Hackers recently claimed to have breached HBO’s systems and stolen 1.5 TB of data including upcoming episodes of Ballers and Room 104, Entertainment Weekly reports.
In response, HBO stated that an incident had “resulted in the compromise of proprietary information,” adding, “We immediately began investigating the incident and are working with law enforcement and outside cyber security firms.”
In an email to employees, HBO chairman and CEO Richard Plepler wrote, “I can assure you that senior leadership and our extraordinary technology team, along with outside experts, are working round the clock to protect our collective interests. The efforts across multiple departments have been nothing short of herculean.”
Protecting Key Data
AlertSec CEO Ebba Blitz told eSecurity Planet by email that the breach should serve as a clear reminder that hacking isn’t limited to financial, health and personal information.

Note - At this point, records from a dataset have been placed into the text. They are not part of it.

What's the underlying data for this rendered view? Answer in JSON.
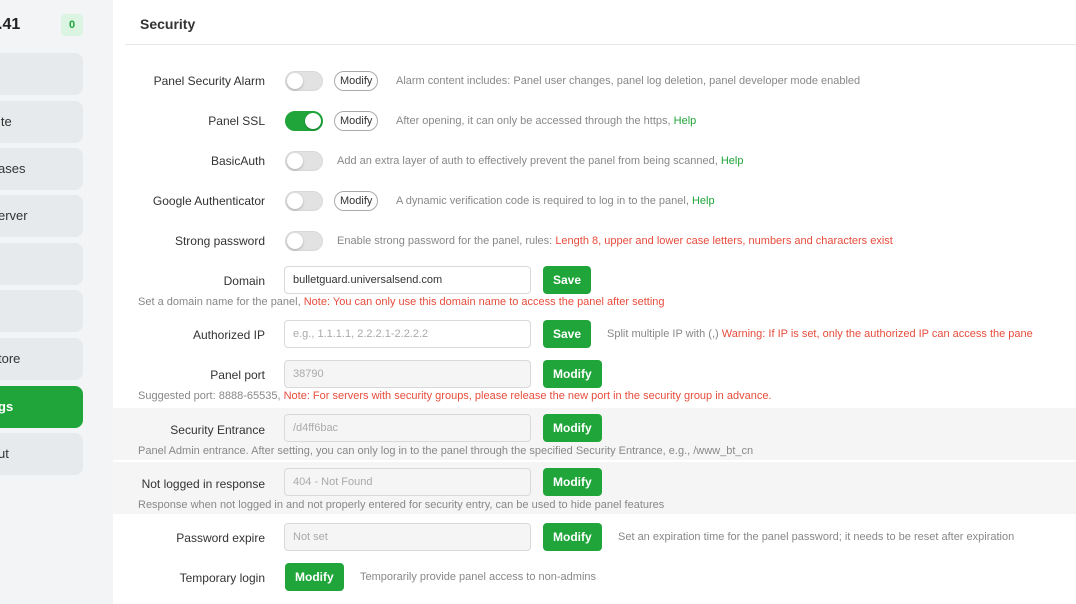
{
  "sidebar": {
    "ip": ".41",
    "badge": "0",
    "items": [
      {
        "label": ""
      },
      {
        "label": "ite"
      },
      {
        "label": "ases"
      },
      {
        "label": "erver"
      },
      {
        "label": ""
      },
      {
        "label": ""
      },
      {
        "label": "tore"
      },
      {
        "label": "gs"
      },
      {
        "label": "ut"
      }
    ]
  },
  "main": {
    "title": "Security",
    "security_alarm": {
      "label": "Panel Security Alarm",
      "modify": "Modify",
      "desc": "Alarm content includes: Panel user changes, panel log deletion, panel developer mode enabled"
    },
    "panel_ssl": {
      "label": "Panel SSL",
      "modify": "Modify",
      "desc": "After opening, it can only be accessed through the https,",
      "help": "Help"
    },
    "basic_auth": {
      "label": "BasicAuth",
      "desc": "Add an extra layer of auth to effectively prevent the panel from being scanned,",
      "help": "Help"
    },
    "google_auth": {
      "label": "Google Authenticator",
      "modify": "Modify",
      "desc": "A dynamic verification code is required to log in to the panel,",
      "help": "Help"
    },
    "strong_password": {
      "label": "Strong password",
      "desc": "Enable strong password for the panel, rules:",
      "rules": "Length 8, upper and lower case letters, numbers and characters exist"
    },
    "domain": {
      "label": "Domain",
      "value": "bulletguard.universalsend.com",
      "save": "Save",
      "sub": "Set a domain name for the panel,",
      "note": "Note: You can only use this domain name to access the panel after setting"
    },
    "authorized_ip": {
      "label": "Authorized IP",
      "placeholder": "e.g., 1.1.1.1, 2.2.2.1-2.2.2.2",
      "save": "Save",
      "desc": "Split multiple IP with (,)",
      "warning": "Warning: If IP is set, only the authorized IP can access the pane"
    },
    "panel_port": {
      "label": "Panel port",
      "value": "38790",
      "modify": "Modify",
      "sub": "Suggested port: 8888-65535,",
      "note": "Note: For servers with security groups, please release the new port in the security group in advance."
    },
    "security_entrance": {
      "label": "Security Entrance",
      "value": "/d4ff6bac",
      "modify": "Modify",
      "sub": "Panel Admin entrance. After setting, you can only log in to the panel through the specified Security Entrance, e.g., /www_bt_cn"
    },
    "not_logged": {
      "label": "Not logged in response",
      "value": "404 - Not Found",
      "modify": "Modify",
      "sub": "Response when not logged in and not properly entered for security entry, can be used to hide panel features"
    },
    "password_expire": {
      "label": "Password expire",
      "value": "Not set",
      "modify": "Modify",
      "desc": "Set an expiration time for the panel password; it needs to be reset after expiration"
    },
    "temp_login": {
      "label": "Temporary login",
      "modify": "Modify",
      "desc": "Temporarily provide panel access to non-admins"
    }
  }
}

“All information is vulnerable because some hackers are motivated by the thrill of it,” Blitz said. “They steal because they can, not because the information always has any real long-term value. All data needs to be protected with encryption.”
Gemalto CTO of data protection Jason Hart said by email that broadcasters in particular face a unique threat. “Due to the nature of the industry, hackers have the opportunity to access data as it is transmitted between multiple data centers, and so they require solutions to help encrypt their high value TV transmissions — without interfering with the audience’s viewing experience,” he said.

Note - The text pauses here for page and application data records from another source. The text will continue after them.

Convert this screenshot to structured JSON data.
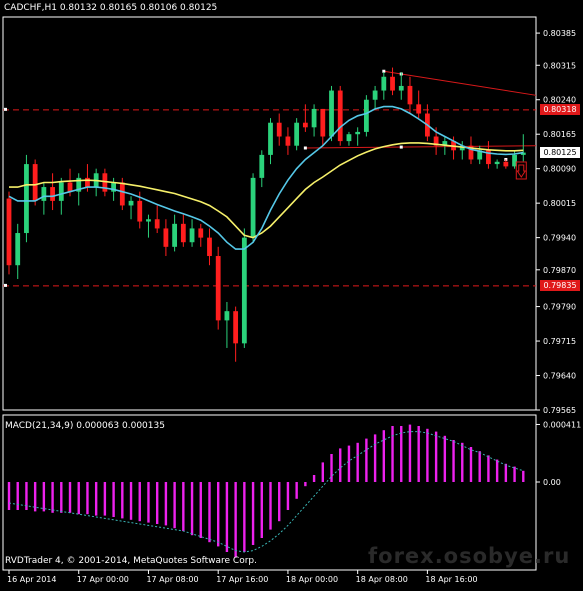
{
  "chart_header": "CADCHF,H1  0.80132 0.80165 0.80106 0.80125",
  "macd_header": "MACD(21,34,9) 0.000063 0.000135",
  "copyright": "RVDTrader 4, © 2001-2014, MetaQuotes Software Corp.",
  "watermark": "forex.osobye.ru",
  "colors": {
    "background": "#000000",
    "axis": "#ffffff",
    "grid": "#5a5a5a",
    "bull_candle": "#2bd27b",
    "bear_candle": "#ff1e1e",
    "ma_fast": "#55c8e8",
    "ma_slow": "#f6f06a",
    "level_line": "#e0191a",
    "trendline": "#d8191a",
    "macd_hist": "#ee22ee",
    "macd_signal": "#39b3b3",
    "price_tag": "#ffffff"
  },
  "levels": {
    "upper_label": "0.80318",
    "lower_label": "0.79835",
    "current_label": "0.80125"
  },
  "signal_icon": "down-arrow-icon",
  "chart_data": {
    "type": "candlestick",
    "symbol": "CADCHF",
    "timeframe": "H1",
    "ylim": [
      0.79565,
      0.8042
    ],
    "yticks": [
      "0.80385",
      "0.80315",
      "0.80240",
      "0.80165",
      "0.80090",
      "0.80015",
      "0.79940",
      "0.79870",
      "0.79790",
      "0.79715",
      "0.79640",
      "0.79565"
    ],
    "xticks": [
      "16 Apr 2014",
      "17 Apr 00:00",
      "17 Apr 08:00",
      "17 Apr 16:00",
      "18 Apr 00:00",
      "18 Apr 08:00",
      "18 Apr 16:00"
    ],
    "current_price": 0.80125,
    "horizontal_levels": [
      0.80218,
      0.79835
    ],
    "candles": [
      [
        0.80025,
        0.8004,
        0.7986,
        0.7988
      ],
      [
        0.7988,
        0.7997,
        0.7985,
        0.7995
      ],
      [
        0.7995,
        0.8012,
        0.7993,
        0.801
      ],
      [
        0.801,
        0.8011,
        0.8001,
        0.8002
      ],
      [
        0.8002,
        0.8006,
        0.7999,
        0.8005
      ],
      [
        0.8005,
        0.8008,
        0.8,
        0.8002
      ],
      [
        0.8002,
        0.8007,
        0.7999,
        0.8006
      ],
      [
        0.8006,
        0.8009,
        0.8003,
        0.8004
      ],
      [
        0.8004,
        0.8008,
        0.8001,
        0.8007
      ],
      [
        0.8007,
        0.801,
        0.8004,
        0.8005
      ],
      [
        0.8005,
        0.8009,
        0.8003,
        0.8008
      ],
      [
        0.8008,
        0.8009,
        0.8003,
        0.8004
      ],
      [
        0.8004,
        0.8007,
        0.8002,
        0.8006
      ],
      [
        0.8006,
        0.8007,
        0.8,
        0.8001
      ],
      [
        0.8001,
        0.8003,
        0.7998,
        0.8002
      ],
      [
        0.8002,
        0.8004,
        0.7996,
        0.79975
      ],
      [
        0.79975,
        0.7999,
        0.7994,
        0.7998
      ],
      [
        0.7998,
        0.8001,
        0.7995,
        0.7996
      ],
      [
        0.7996,
        0.7998,
        0.799,
        0.7992
      ],
      [
        0.7992,
        0.7999,
        0.7991,
        0.7997
      ],
      [
        0.7997,
        0.7999,
        0.7992,
        0.7993
      ],
      [
        0.7993,
        0.7998,
        0.7992,
        0.7996
      ],
      [
        0.7996,
        0.7997,
        0.7992,
        0.7994
      ],
      [
        0.7994,
        0.7996,
        0.7988,
        0.799
      ],
      [
        0.799,
        0.7992,
        0.7974,
        0.7976
      ],
      [
        0.7976,
        0.798,
        0.797,
        0.7978
      ],
      [
        0.7978,
        0.7979,
        0.7967,
        0.7971
      ],
      [
        0.7971,
        0.7996,
        0.797,
        0.7994
      ],
      [
        0.7994,
        0.8008,
        0.7993,
        0.8007
      ],
      [
        0.8007,
        0.8013,
        0.8005,
        0.8012
      ],
      [
        0.8012,
        0.802,
        0.801,
        0.8019
      ],
      [
        0.8019,
        0.8021,
        0.8014,
        0.8016
      ],
      [
        0.8016,
        0.8018,
        0.8012,
        0.8014
      ],
      [
        0.8014,
        0.802,
        0.8013,
        0.8019
      ],
      [
        0.8019,
        0.8023,
        0.8017,
        0.8018
      ],
      [
        0.8018,
        0.8023,
        0.8016,
        0.8022
      ],
      [
        0.8022,
        0.8022,
        0.8014,
        0.8016
      ],
      [
        0.8016,
        0.8027,
        0.8015,
        0.8026
      ],
      [
        0.8026,
        0.8027,
        0.8014,
        0.8015
      ],
      [
        0.8015,
        0.8017,
        0.8014,
        0.80165
      ],
      [
        0.80165,
        0.8018,
        0.8014,
        0.8017
      ],
      [
        0.8017,
        0.8025,
        0.8016,
        0.8024
      ],
      [
        0.8024,
        0.8027,
        0.8022,
        0.8026
      ],
      [
        0.8026,
        0.803,
        0.8024,
        0.8029
      ],
      [
        0.8029,
        0.8031,
        0.8025,
        0.8026
      ],
      [
        0.8026,
        0.803,
        0.8024,
        0.8027
      ],
      [
        0.8027,
        0.8029,
        0.8021,
        0.8023
      ],
      [
        0.8023,
        0.8026,
        0.802,
        0.8021
      ],
      [
        0.8021,
        0.8023,
        0.8015,
        0.8016
      ],
      [
        0.8016,
        0.8018,
        0.8012,
        0.8014
      ],
      [
        0.8014,
        0.8016,
        0.8012,
        0.8015
      ],
      [
        0.8015,
        0.8016,
        0.8011,
        0.8013
      ],
      [
        0.8013,
        0.8015,
        0.8011,
        0.8014
      ],
      [
        0.8014,
        0.8016,
        0.801,
        0.8011
      ],
      [
        0.8011,
        0.8014,
        0.801,
        0.8013
      ],
      [
        0.8013,
        0.8015,
        0.8009,
        0.801
      ],
      [
        0.801,
        0.8011,
        0.8009,
        0.80105
      ],
      [
        0.80105,
        0.8011,
        0.8009,
        0.80095
      ],
      [
        0.80095,
        0.8013,
        0.8009,
        0.8012
      ],
      [
        0.8012,
        0.80165,
        0.80106,
        0.80125
      ]
    ],
    "ma_fast": [
      0.8003,
      0.8002,
      0.8002,
      0.8002,
      0.8003,
      0.8003,
      0.80035,
      0.8004,
      0.80045,
      0.8005,
      0.8005,
      0.80048,
      0.80045,
      0.8004,
      0.80035,
      0.80028,
      0.8002,
      0.80012,
      0.80005,
      0.79998,
      0.79992,
      0.79985,
      0.79978,
      0.79965,
      0.7995,
      0.7993,
      0.79915,
      0.79915,
      0.7993,
      0.7996,
      0.8,
      0.80035,
      0.80065,
      0.8009,
      0.8011,
      0.80125,
      0.8014,
      0.8016,
      0.8018,
      0.80195,
      0.80205,
      0.8021,
      0.8022,
      0.80225,
      0.80225,
      0.8022,
      0.8021,
      0.80198,
      0.80185,
      0.8017,
      0.8016,
      0.8015,
      0.8014,
      0.80132,
      0.80128,
      0.80124,
      0.80122,
      0.80121,
      0.80122,
      0.80125
    ],
    "ma_slow": [
      0.8005,
      0.8005,
      0.80055,
      0.80055,
      0.8006,
      0.8006,
      0.80062,
      0.80063,
      0.80064,
      0.80065,
      0.80064,
      0.80062,
      0.8006,
      0.80058,
      0.80055,
      0.80052,
      0.80048,
      0.80044,
      0.8004,
      0.80036,
      0.8003,
      0.80024,
      0.80018,
      0.8001,
      0.79998,
      0.79985,
      0.79965,
      0.79945,
      0.7994,
      0.7995,
      0.79965,
      0.79985,
      0.80005,
      0.80025,
      0.80045,
      0.8006,
      0.80072,
      0.80085,
      0.80098,
      0.80108,
      0.80118,
      0.80126,
      0.80133,
      0.80138,
      0.80142,
      0.80145,
      0.80146,
      0.80146,
      0.80145,
      0.80143,
      0.80141,
      0.80139,
      0.80137,
      0.80135,
      0.80133,
      0.80131,
      0.8013,
      0.80129,
      0.80129,
      0.8013
    ],
    "trendline_pivots": [
      0.80302,
      0.80296,
      0.80216,
      0.80196,
      0.80135,
      0.80147
    ],
    "macd": {
      "ylim": [
        -0.0006,
        0.00045
      ],
      "yticks": [
        "0.000411",
        "0.00"
      ],
      "histogram": [
        -0.0002,
        -0.0002,
        -0.0002,
        -0.00021,
        -0.00021,
        -0.00022,
        -0.00022,
        -0.00022,
        -0.00023,
        -0.00023,
        -0.00024,
        -0.00024,
        -0.00025,
        -0.00026,
        -0.00027,
        -0.00028,
        -0.00029,
        -0.0003,
        -0.00031,
        -0.00033,
        -0.00035,
        -0.00038,
        -0.0004,
        -0.00043,
        -0.00046,
        -0.0005,
        -0.00054,
        -0.0005,
        -0.00045,
        -0.0004,
        -0.00034,
        -0.00028,
        -0.0002,
        -0.00012,
        -3e-05,
        5e-05,
        0.00014,
        0.0002,
        0.00024,
        0.00026,
        0.00028,
        0.00031,
        0.00034,
        0.00037,
        0.0004,
        0.0004,
        0.00041,
        0.0004,
        0.00038,
        0.00036,
        0.00033,
        0.0003,
        0.00028,
        0.00025,
        0.00022,
        0.00019,
        0.00016,
        0.00013,
        0.00011,
        8e-05
      ],
      "signal": [
        -0.00015,
        -0.00016,
        -0.00017,
        -0.00018,
        -0.00019,
        -0.0002,
        -0.00021,
        -0.00022,
        -0.00023,
        -0.00024,
        -0.00025,
        -0.00026,
        -0.00027,
        -0.00028,
        -0.00029,
        -0.0003,
        -0.00031,
        -0.00032,
        -0.00033,
        -0.00034,
        -0.00035,
        -0.00037,
        -0.00039,
        -0.00041,
        -0.00043,
        -0.00046,
        -0.00049,
        -0.0005,
        -0.00049,
        -0.00046,
        -0.00042,
        -0.00037,
        -0.00031,
        -0.00024,
        -0.00017,
        -0.0001,
        -3e-05,
        4e-05,
        0.0001,
        0.00015,
        0.00019,
        0.00023,
        0.00027,
        0.0003,
        0.00033,
        0.00035,
        0.00036,
        0.00036,
        0.00035,
        0.00033,
        0.00031,
        0.00029,
        0.00026,
        0.00023,
        0.00021,
        0.00018,
        0.00015,
        0.00012,
        0.0001,
        8e-05
      ]
    }
  }
}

“HBO now joins a list of other Hollywood victims of crime such as Netflix and Sony,” Hart added. “This incident is another reminder that broadcasters must invest in fundamental security controls and practices — encryption, key management and two-factor authentication — to control access to highly sought-after content and protect it in the event that a breach takes place.”

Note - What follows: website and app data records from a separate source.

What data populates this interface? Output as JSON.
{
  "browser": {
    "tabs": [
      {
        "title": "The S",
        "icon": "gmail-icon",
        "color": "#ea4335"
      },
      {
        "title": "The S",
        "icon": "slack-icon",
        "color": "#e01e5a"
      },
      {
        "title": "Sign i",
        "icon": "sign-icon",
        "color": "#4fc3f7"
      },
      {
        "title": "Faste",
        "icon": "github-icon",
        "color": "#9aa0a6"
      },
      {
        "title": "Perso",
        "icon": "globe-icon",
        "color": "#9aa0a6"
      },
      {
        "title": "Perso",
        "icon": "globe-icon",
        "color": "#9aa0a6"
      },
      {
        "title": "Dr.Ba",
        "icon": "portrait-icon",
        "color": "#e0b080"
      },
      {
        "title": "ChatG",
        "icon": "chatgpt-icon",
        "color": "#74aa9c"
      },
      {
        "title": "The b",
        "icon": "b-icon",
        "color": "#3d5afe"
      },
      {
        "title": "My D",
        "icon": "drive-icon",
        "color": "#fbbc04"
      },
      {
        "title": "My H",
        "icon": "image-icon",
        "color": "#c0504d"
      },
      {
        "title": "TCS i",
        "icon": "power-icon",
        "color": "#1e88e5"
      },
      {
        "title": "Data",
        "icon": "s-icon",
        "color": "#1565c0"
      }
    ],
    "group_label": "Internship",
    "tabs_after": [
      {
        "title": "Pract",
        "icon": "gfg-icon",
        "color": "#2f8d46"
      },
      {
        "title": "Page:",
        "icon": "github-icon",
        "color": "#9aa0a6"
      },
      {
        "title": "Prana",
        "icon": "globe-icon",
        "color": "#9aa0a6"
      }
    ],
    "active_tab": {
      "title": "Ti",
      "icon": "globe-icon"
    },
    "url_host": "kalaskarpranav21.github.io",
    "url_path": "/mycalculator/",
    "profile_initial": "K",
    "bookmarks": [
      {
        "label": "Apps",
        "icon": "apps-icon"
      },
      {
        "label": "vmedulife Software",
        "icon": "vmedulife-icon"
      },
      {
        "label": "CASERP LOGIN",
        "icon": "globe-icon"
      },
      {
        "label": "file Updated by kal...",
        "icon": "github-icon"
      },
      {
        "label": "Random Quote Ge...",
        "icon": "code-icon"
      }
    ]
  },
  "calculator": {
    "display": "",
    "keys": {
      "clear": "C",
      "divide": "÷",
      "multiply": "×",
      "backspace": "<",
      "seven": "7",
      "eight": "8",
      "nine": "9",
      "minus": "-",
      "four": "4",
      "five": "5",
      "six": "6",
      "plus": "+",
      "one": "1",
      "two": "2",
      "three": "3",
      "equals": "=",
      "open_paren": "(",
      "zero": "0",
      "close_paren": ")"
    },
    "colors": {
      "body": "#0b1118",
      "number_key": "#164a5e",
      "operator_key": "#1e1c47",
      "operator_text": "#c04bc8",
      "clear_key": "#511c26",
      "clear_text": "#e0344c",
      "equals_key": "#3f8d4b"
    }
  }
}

Richard Stiennon, chief strategy officer at Blancco Technology Group, said the HBO breach is a great example of the importance of data governance. “Content producers and all the parties involved in shooting, editing and post-production processing and distribution should be on high alert,” he said. “They should immediately review their data governance policies and discover the weak links in protecting their content and shore up their defenses. An information governance policy should take into account where critical content resides at all times.”
Still, a recent Thycotic survey of over 400 global business and security executives found that four out of five companies don’t know where their sensitive data is located or how to secure it.
And while 80 percent of data breaches involve stolen or weak credentials, 60 percent of companies still don’t adequately protect privileged accounts. Two out of three companies don’t fully measure whether their disaster recovery will work as planned, and four out of five never measure the success of security training investments.
“It’s really astonishing to … see just how many people are failing at measuring the effectiveness of their cyber security and performance against best practices,” Thycotic chief security scientist Joseph Carson said in a statement.